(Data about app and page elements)
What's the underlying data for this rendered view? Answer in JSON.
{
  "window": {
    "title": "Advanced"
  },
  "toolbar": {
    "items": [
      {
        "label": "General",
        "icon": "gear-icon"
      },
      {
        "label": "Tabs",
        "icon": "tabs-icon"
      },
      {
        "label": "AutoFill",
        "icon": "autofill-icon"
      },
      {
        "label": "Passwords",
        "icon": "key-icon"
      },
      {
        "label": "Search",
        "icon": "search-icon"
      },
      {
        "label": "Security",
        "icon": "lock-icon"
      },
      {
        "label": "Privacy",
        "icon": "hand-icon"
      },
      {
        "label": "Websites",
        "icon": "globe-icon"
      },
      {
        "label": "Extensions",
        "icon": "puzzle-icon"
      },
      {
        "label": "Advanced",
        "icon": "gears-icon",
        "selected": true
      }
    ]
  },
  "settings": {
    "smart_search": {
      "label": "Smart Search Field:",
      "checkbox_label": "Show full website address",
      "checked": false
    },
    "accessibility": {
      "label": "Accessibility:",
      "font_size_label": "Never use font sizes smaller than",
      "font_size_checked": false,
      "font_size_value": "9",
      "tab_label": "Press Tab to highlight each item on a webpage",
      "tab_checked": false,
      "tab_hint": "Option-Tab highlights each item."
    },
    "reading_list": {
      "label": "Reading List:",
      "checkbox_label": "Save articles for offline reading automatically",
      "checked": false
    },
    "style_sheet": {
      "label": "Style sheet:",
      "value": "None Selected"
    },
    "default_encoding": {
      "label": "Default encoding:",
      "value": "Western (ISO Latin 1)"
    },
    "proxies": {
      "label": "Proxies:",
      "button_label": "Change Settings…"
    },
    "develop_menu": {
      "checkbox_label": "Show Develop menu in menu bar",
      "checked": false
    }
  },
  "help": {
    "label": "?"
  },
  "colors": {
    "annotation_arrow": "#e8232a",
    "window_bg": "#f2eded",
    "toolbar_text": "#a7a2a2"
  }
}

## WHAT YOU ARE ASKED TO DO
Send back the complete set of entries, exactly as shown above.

## YOUR SOLUTION
What's the underlying data for this rendered view? Answer in JSON.
{
  "window": {
    "title": "Advanced"
  },
  "toolbar": {
    "items": [
      {
        "label": "General",
        "icon": "gear-icon"
      },
      {
        "label": "Tabs",
        "icon": "tabs-icon"
      },
      {
        "label": "AutoFill",
        "icon": "autofill-icon"
      },
      {
        "label": "Passwords",
        "icon": "key-icon"
      },
      {
        "label": "Search",
        "icon": "search-icon"
      },
      {
        "label": "Security",
        "icon": "lock-icon"
      },
      {
        "label": "Privacy",
        "icon": "hand-icon"
      },
      {
        "label": "Websites",
        "icon": "globe-icon"
      },
      {
        "label": "Extensions",
        "icon": "puzzle-icon"
      },
      {
        "label": "Advanced",
        "icon": "gears-icon",
        "selected": true
      }
    ]
  },
  "settings": {
    "smart_search": {
      "label": "Smart Search Field:",
      "checkbox_label": "Show full website address",
      "checked": false
    },
    "accessibility": {
      "label": "Accessibility:",
      "font_size_label": "Never use font sizes smaller than",
      "font_size_checked": false,
      "font_size_value": "9",
      "tab_label": "Press Tab to highlight each item on a webpage",
      "tab_checked": false,
      "tab_hint": "Option-Tab highlights each item."
    },
    "reading_list": {
      "label": "Reading List:",
      "checkbox_label": "Save articles for offline reading automatically",
      "checked": false
    },
    "style_sheet": {
      "label": "Style sheet:",
      "value": "None Selected"
    },
    "default_encoding": {
      "label": "Default encoding:",
      "value": "Western (ISO Latin 1)"
    },
    "proxies": {
      "label": "Proxies:",
      "button_label": "Change Settings…"
    },
    "develop_menu": {
      "checkbox_label": "Show Develop menu in menu bar",
      "checked": false
    }
  },
  "help": {
    "label": "?"
  },
  "colors": {
    "annotation_arrow": "#e8232a",
    "window_bg": "#f2eded",
    "toolbar_text": "#a7a2a2"
  }
}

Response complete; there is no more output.